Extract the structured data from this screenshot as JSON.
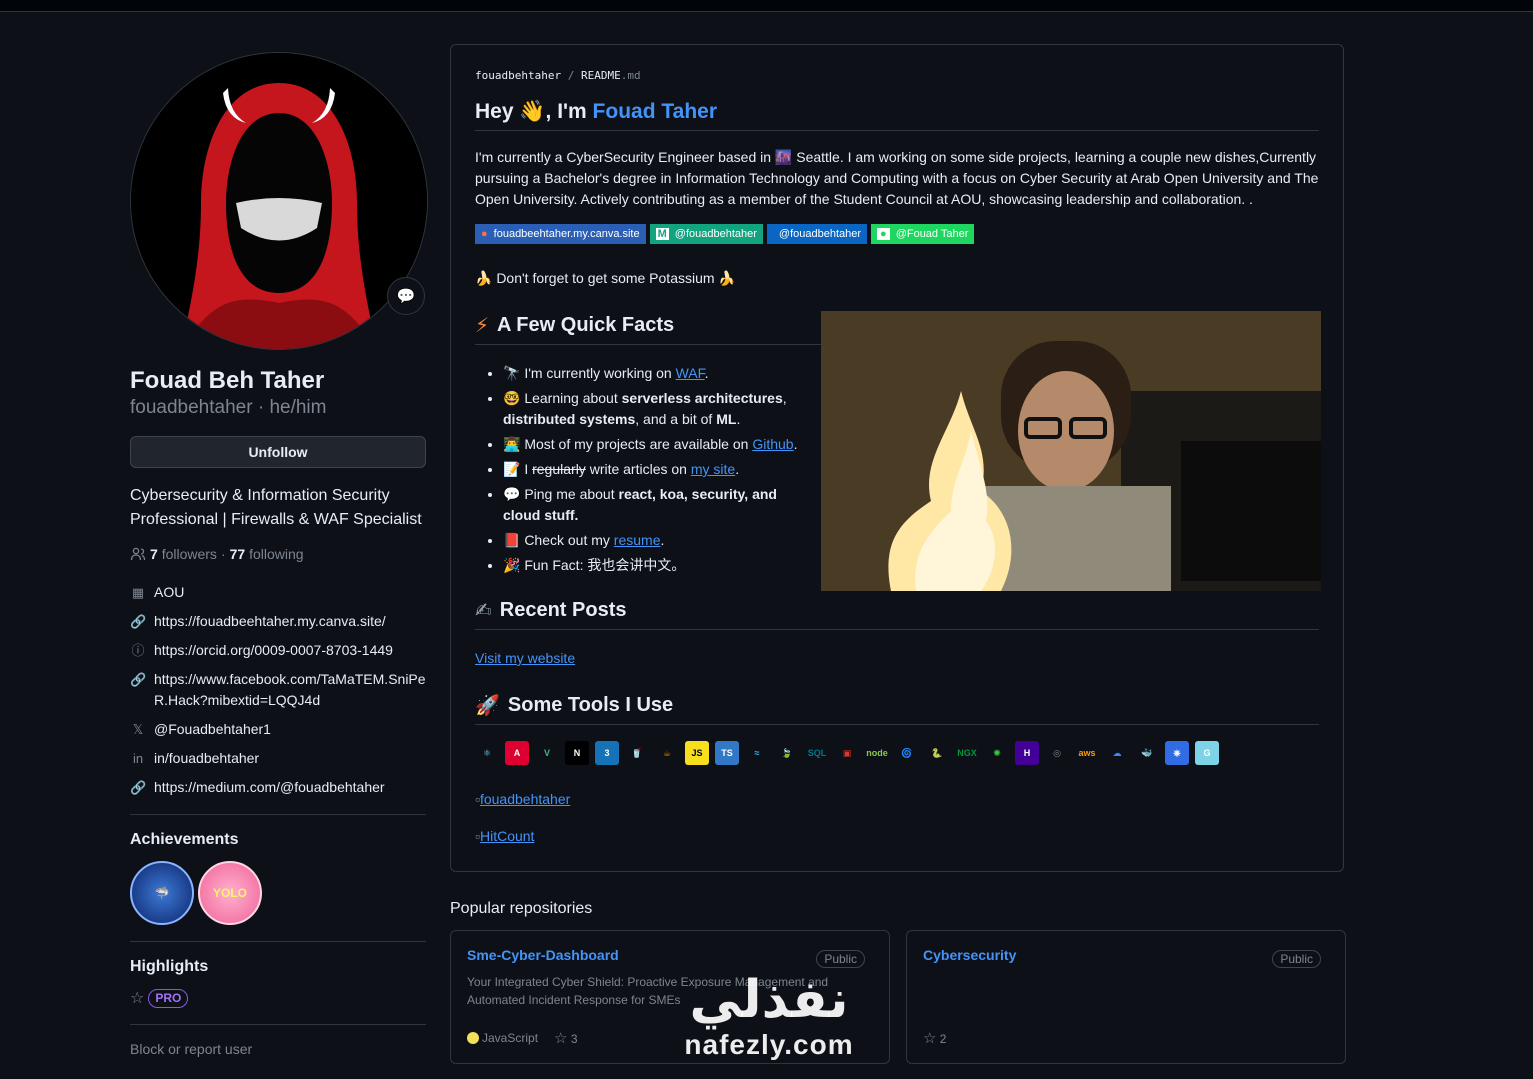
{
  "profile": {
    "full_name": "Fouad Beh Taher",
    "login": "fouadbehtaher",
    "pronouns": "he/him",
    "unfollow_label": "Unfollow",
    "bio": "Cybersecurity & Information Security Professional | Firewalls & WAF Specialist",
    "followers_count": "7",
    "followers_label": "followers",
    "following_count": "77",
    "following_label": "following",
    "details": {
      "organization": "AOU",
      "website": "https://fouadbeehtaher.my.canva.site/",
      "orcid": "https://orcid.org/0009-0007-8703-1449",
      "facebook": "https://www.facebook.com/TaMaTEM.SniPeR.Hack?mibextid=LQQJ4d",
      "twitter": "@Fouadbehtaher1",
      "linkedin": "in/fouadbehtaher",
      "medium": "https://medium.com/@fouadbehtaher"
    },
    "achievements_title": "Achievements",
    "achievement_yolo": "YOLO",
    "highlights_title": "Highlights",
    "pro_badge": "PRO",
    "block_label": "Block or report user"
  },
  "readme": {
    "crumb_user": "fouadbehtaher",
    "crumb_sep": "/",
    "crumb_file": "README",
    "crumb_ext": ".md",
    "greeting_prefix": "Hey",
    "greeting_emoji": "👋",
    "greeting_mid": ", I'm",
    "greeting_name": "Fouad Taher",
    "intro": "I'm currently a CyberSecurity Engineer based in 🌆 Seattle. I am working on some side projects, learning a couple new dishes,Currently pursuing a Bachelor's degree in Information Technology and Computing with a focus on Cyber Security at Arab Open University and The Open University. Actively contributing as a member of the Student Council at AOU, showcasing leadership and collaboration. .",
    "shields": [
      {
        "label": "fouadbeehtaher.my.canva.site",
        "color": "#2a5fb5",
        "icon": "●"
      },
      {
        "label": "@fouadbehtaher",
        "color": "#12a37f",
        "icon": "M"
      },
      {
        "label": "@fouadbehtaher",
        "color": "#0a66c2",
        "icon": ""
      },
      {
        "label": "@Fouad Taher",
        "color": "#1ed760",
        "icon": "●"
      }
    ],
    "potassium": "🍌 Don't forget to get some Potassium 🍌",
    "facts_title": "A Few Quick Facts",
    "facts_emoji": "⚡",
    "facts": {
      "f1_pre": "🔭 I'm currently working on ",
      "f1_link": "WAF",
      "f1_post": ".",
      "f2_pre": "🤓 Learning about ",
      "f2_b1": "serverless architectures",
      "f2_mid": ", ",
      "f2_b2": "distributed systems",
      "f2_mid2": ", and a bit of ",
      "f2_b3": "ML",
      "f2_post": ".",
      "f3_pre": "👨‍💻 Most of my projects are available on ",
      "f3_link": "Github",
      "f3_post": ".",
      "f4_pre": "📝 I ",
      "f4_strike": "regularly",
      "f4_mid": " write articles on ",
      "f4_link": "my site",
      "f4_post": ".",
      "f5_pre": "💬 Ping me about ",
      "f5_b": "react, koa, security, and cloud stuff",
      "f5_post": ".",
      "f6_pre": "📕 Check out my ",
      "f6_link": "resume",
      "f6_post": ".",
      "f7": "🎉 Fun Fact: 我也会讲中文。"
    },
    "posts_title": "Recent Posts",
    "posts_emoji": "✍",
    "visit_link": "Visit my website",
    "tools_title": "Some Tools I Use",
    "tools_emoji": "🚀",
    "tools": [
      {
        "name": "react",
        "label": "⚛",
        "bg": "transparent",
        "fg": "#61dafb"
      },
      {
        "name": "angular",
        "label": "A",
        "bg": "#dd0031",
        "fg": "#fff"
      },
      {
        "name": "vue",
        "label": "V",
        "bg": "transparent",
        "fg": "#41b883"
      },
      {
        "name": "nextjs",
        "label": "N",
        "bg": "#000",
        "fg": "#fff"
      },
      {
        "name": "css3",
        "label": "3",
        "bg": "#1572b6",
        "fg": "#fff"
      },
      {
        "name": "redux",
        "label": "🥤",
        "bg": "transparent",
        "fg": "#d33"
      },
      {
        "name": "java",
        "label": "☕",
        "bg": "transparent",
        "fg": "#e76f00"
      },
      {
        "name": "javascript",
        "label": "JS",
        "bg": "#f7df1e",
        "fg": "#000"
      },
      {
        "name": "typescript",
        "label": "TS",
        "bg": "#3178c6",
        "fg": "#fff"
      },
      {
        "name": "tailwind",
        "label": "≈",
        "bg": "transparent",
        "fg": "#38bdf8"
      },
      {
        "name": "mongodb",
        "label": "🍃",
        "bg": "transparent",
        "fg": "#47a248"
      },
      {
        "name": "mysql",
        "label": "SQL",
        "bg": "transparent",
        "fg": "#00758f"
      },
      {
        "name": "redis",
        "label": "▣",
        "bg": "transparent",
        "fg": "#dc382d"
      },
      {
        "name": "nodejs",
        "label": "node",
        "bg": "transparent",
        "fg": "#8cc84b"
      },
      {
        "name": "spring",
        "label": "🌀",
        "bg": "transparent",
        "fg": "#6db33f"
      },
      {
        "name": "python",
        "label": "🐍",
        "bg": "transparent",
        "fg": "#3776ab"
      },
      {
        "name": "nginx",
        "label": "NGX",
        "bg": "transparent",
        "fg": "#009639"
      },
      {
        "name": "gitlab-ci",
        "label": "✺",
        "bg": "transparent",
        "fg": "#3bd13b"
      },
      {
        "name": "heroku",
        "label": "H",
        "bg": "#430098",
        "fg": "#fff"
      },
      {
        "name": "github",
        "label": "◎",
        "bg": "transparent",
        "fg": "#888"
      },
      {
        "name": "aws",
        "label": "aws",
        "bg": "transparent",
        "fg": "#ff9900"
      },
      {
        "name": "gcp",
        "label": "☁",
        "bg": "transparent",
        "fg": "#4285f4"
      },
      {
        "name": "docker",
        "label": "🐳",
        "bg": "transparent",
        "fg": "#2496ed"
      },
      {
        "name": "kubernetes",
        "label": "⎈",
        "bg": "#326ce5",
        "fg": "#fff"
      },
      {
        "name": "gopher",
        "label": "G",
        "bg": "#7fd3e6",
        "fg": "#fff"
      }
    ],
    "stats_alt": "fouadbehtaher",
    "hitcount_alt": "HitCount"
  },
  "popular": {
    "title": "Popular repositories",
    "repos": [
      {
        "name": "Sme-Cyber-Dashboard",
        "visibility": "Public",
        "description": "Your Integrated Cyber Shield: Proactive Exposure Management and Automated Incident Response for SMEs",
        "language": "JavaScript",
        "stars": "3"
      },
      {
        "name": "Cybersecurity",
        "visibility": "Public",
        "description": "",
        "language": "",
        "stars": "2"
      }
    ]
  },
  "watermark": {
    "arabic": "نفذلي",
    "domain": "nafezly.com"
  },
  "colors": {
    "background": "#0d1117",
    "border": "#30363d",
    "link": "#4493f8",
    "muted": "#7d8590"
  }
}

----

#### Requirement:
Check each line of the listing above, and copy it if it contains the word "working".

#### Solution to the exercise:
    "intro": "I'm currently a CyberSecurity Engineer based in 🌆 Seattle. I am working on some side projects, learning a couple new dishes,Currently pursuing a Bachelor's degree in Information Technology and Computing with a focus on Cyber Security at Arab Open University and The Open University. Actively contributing as a member of the Student Council at AOU, showcasing leadership and collaboration. .",
      "f1_pre": "🔭 I'm currently working on ",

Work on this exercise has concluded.